*** Block opens ***
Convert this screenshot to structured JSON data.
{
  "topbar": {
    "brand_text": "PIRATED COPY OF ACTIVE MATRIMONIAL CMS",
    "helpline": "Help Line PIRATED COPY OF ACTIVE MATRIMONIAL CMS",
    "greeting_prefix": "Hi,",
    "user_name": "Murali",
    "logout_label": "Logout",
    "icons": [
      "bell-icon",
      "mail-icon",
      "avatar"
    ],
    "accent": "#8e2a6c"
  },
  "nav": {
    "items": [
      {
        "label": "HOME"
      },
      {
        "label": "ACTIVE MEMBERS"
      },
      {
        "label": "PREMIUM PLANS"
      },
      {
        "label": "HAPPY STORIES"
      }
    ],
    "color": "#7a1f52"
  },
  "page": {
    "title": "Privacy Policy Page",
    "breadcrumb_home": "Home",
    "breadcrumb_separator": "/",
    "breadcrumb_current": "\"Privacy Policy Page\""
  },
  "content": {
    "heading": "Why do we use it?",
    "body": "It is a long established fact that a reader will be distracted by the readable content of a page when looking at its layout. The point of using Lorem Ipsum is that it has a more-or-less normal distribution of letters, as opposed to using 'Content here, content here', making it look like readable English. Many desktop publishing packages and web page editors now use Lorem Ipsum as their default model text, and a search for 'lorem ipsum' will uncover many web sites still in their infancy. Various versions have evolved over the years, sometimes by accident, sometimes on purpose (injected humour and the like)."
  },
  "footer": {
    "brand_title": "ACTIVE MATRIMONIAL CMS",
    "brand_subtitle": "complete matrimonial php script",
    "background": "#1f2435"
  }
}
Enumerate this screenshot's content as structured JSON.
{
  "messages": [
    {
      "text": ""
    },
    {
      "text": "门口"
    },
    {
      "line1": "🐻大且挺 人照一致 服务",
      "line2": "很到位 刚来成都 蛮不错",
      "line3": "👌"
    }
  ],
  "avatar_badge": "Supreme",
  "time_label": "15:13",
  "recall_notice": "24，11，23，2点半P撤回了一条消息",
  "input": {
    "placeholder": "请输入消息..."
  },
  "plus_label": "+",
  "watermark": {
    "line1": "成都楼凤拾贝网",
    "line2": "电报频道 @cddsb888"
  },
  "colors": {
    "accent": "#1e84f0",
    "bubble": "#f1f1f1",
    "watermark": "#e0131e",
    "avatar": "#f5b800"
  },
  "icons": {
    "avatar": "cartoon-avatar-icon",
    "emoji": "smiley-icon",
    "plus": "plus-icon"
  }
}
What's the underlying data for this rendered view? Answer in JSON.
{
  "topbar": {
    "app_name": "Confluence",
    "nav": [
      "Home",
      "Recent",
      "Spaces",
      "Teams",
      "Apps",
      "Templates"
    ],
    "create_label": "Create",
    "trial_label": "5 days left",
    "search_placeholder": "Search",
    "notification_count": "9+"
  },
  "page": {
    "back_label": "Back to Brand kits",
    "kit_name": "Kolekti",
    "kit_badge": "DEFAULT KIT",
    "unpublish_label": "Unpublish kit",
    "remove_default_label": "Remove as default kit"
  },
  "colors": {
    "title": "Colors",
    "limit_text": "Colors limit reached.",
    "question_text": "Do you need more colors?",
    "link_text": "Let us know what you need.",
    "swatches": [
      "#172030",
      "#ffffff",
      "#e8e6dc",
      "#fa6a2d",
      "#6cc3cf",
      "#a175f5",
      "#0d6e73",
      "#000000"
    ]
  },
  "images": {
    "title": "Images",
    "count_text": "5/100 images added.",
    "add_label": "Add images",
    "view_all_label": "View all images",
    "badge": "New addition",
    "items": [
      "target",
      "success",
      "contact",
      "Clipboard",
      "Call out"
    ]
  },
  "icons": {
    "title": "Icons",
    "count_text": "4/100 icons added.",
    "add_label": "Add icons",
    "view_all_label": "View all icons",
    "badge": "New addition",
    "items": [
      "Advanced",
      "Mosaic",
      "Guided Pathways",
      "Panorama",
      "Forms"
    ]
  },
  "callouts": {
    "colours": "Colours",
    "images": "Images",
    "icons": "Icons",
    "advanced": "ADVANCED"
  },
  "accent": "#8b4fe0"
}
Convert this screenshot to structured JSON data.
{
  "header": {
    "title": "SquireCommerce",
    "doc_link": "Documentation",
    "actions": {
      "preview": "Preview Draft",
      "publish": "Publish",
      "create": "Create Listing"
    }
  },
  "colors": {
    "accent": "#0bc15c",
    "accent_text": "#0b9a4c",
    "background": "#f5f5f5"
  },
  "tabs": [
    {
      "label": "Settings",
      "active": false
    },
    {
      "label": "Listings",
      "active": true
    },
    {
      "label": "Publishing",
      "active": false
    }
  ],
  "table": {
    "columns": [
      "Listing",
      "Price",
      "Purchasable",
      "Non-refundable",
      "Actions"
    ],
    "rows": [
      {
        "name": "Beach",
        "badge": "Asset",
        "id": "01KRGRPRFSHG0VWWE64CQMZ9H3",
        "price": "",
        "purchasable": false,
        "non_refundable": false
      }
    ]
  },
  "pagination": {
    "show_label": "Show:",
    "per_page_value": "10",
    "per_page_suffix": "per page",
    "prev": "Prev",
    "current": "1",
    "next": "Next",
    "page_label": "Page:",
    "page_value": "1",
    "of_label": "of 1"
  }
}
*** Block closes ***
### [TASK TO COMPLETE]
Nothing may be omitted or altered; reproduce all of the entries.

### [SOLUTION FOR THIS EXERCISE]
Convert this screenshot to structured JSON data.
{
  "topbar": {
    "brand_text": "PIRATED COPY OF ACTIVE MATRIMONIAL CMS",
    "helpline": "Help Line PIRATED COPY OF ACTIVE MATRIMONIAL CMS",
    "greeting_prefix": "Hi,",
    "user_name": "Murali",
    "logout_label": "Logout",
    "icons": [
      "bell-icon",
      "mail-icon",
      "avatar"
    ],
    "accent": "#8e2a6c"
  },
  "nav": {
    "items": [
      {
        "label": "HOME"
      },
      {
        "label": "ACTIVE MEMBERS"
      },
      {
        "label": "PREMIUM PLANS"
      },
      {
        "label": "HAPPY STORIES"
      }
    ],
    "color": "#7a1f52"
  },
  "page": {
    "title": "Privacy Policy Page",
    "breadcrumb_home": "Home",
    "breadcrumb_separator": "/",
    "breadcrumb_current": "\"Privacy Policy Page\""
  },
  "content": {
    "heading": "Why do we use it?",
    "body": "It is a long established fact that a reader will be distracted by the readable content of a page when looking at its layout. The point of using Lorem Ipsum is that it has a more-or-less normal distribution of letters, as opposed to using 'Content here, content here', making it look like readable English. Many desktop publishing packages and web page editors now use Lorem Ipsum as their default model text, and a search for 'lorem ipsum' will uncover many web sites still in their infancy. Various versions have evolved over the years, sometimes by accident, sometimes on purpose (injected humour and the like)."
  },
  "footer": {
    "brand_title": "ACTIVE MATRIMONIAL CMS",
    "brand_subtitle": "complete matrimonial php script",
    "background": "#1f2435"
  }
}
Enumerate this screenshot's content as structured JSON.
{
  "messages": [
    {
      "text": ""
    },
    {
      "text": "门口"
    },
    {
      "line1": "🐻大且挺 人照一致 服务",
      "line2": "很到位 刚来成都 蛮不错",
      "line3": "👌"
    }
  ],
  "avatar_badge": "Supreme",
  "time_label": "15:13",
  "recall_notice": "24，11，23，2点半P撤回了一条消息",
  "input": {
    "placeholder": "请输入消息..."
  },
  "plus_label": "+",
  "watermark": {
    "line1": "成都楼凤拾贝网",
    "line2": "电报频道 @cddsb888"
  },
  "colors": {
    "accent": "#1e84f0",
    "bubble": "#f1f1f1",
    "watermark": "#e0131e",
    "avatar": "#f5b800"
  },
  "icons": {
    "avatar": "cartoon-avatar-icon",
    "emoji": "smiley-icon",
    "plus": "plus-icon"
  }
}
What's the underlying data for this rendered view? Answer in JSON.
{
  "topbar": {
    "app_name": "Confluence",
    "nav": [
      "Home",
      "Recent",
      "Spaces",
      "Teams",
      "Apps",
      "Templates"
    ],
    "create_label": "Create",
    "trial_label": "5 days left",
    "search_placeholder": "Search",
    "notification_count": "9+"
  },
  "page": {
    "back_label": "Back to Brand kits",
    "kit_name": "Kolekti",
    "kit_badge": "DEFAULT KIT",
    "unpublish_label": "Unpublish kit",
    "remove_default_label": "Remove as default kit"
  },
  "colors": {
    "title": "Colors",
    "limit_text": "Colors limit reached.",
    "question_text": "Do you need more colors?",
    "link_text": "Let us know what you need.",
    "swatches": [
      "#172030",
      "#ffffff",
      "#e8e6dc",
      "#fa6a2d",
      "#6cc3cf",
      "#a175f5",
      "#0d6e73",
      "#000000"
    ]
  },
  "images": {
    "title": "Images",
    "count_text": "5/100 images added.",
    "add_label": "Add images",
    "view_all_label": "View all images",
    "badge": "New addition",
    "items": [
      "target",
      "success",
      "contact",
      "Clipboard",
      "Call out"
    ]
  },
  "icons": {
    "title": "Icons",
    "count_text": "4/100 icons added.",
    "add_label": "Add icons",
    "view_all_label": "View all icons",
    "badge": "New addition",
    "items": [
      "Advanced",
      "Mosaic",
      "Guided Pathways",
      "Panorama",
      "Forms"
    ]
  },
  "callouts": {
    "colours": "Colours",
    "images": "Images",
    "icons": "Icons",
    "advanced": "ADVANCED"
  },
  "accent": "#8b4fe0"
}
Convert this screenshot to structured JSON data.
{
  "header": {
    "title": "SquireCommerce",
    "doc_link": "Documentation",
    "actions": {
      "preview": "Preview Draft",
      "publish": "Publish",
      "create": "Create Listing"
    }
  },
  "colors": {
    "accent": "#0bc15c",
    "accent_text": "#0b9a4c",
    "background": "#f5f5f5"
  },
  "tabs": [
    {
      "label": "Settings",
      "active": false
    },
    {
      "label": "Listings",
      "active": true
    },
    {
      "label": "Publishing",
      "active": false
    }
  ],
  "table": {
    "columns": [
      "Listing",
      "Price",
      "Purchasable",
      "Non-refundable",
      "Actions"
    ],
    "rows": [
      {
        "name": "Beach",
        "badge": "Asset",
        "id": "01KRGRPRFSHG0VWWE64CQMZ9H3",
        "price": "",
        "purchasable": false,
        "non_refundable": false
      }
    ]
  },
  "pagination": {
    "show_label": "Show:",
    "per_page_value": "10",
    "per_page_suffix": "per page",
    "prev": "Prev",
    "current": "1",
    "next": "Next",
    "page_label": "Page:",
    "page_value": "1",
    "of_label": "of 1"
  }
}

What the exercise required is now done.